• _What is needed_:
For the word "recipients", tally the lines of the data that contain it and give the tally alone.

--

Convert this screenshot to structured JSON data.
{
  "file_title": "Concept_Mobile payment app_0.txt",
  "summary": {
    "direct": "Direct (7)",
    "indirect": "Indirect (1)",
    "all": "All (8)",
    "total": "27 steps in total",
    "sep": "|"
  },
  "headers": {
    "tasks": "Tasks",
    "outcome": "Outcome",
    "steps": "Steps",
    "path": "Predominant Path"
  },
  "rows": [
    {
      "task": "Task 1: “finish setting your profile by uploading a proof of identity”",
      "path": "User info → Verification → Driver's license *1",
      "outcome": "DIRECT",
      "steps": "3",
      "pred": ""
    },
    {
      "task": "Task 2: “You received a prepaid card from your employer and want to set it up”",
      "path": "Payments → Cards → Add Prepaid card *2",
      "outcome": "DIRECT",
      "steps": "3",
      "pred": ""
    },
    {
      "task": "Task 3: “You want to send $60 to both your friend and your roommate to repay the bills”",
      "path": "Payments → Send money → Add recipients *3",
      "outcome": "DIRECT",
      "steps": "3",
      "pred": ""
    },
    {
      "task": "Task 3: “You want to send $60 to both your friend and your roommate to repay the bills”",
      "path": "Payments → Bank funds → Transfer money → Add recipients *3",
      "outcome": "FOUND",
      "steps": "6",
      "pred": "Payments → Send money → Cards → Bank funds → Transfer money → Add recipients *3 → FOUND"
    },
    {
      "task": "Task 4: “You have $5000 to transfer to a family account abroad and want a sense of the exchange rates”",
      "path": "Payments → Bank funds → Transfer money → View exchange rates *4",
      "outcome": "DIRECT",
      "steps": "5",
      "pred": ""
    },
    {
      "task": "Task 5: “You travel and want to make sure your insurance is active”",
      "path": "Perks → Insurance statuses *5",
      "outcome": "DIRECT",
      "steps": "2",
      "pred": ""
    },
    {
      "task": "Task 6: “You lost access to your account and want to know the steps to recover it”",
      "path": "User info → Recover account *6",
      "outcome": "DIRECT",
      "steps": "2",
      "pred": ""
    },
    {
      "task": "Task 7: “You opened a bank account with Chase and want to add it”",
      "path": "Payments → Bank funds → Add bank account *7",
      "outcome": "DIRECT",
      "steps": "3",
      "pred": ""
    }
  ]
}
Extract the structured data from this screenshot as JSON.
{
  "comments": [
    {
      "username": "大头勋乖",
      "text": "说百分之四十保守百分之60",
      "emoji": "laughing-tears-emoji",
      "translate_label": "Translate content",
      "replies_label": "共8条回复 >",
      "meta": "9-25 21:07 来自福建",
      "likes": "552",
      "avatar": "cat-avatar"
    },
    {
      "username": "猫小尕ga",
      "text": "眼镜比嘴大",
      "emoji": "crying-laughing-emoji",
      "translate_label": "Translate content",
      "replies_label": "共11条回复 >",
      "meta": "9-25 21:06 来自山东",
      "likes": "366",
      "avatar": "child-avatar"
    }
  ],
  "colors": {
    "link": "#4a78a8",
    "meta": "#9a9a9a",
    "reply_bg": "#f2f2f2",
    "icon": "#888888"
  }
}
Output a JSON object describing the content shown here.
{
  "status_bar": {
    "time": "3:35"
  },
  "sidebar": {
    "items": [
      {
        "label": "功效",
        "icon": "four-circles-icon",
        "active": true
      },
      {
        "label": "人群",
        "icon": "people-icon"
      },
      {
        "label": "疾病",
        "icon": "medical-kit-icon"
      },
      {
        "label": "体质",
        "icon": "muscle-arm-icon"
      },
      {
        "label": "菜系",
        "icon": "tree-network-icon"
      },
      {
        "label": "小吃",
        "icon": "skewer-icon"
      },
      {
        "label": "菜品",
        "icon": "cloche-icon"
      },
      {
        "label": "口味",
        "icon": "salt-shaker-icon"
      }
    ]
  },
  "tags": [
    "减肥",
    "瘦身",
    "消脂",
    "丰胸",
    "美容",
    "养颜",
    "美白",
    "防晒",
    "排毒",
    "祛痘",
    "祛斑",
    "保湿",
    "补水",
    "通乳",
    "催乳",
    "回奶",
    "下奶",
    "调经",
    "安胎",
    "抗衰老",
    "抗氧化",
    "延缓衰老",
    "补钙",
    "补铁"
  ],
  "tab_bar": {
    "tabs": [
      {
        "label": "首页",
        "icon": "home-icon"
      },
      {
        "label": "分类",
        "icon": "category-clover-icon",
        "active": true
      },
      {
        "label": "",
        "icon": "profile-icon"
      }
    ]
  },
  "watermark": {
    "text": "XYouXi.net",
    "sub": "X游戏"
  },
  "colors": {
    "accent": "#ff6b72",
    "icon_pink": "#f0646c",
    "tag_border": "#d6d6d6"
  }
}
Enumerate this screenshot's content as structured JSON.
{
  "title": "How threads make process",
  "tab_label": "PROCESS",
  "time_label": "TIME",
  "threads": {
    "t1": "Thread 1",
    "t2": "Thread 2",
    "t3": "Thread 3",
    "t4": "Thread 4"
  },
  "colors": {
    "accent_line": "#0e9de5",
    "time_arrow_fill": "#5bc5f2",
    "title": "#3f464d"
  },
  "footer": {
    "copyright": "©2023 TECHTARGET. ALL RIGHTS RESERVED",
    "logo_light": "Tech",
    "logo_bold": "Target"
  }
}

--

• _Answer to this exercise_:
3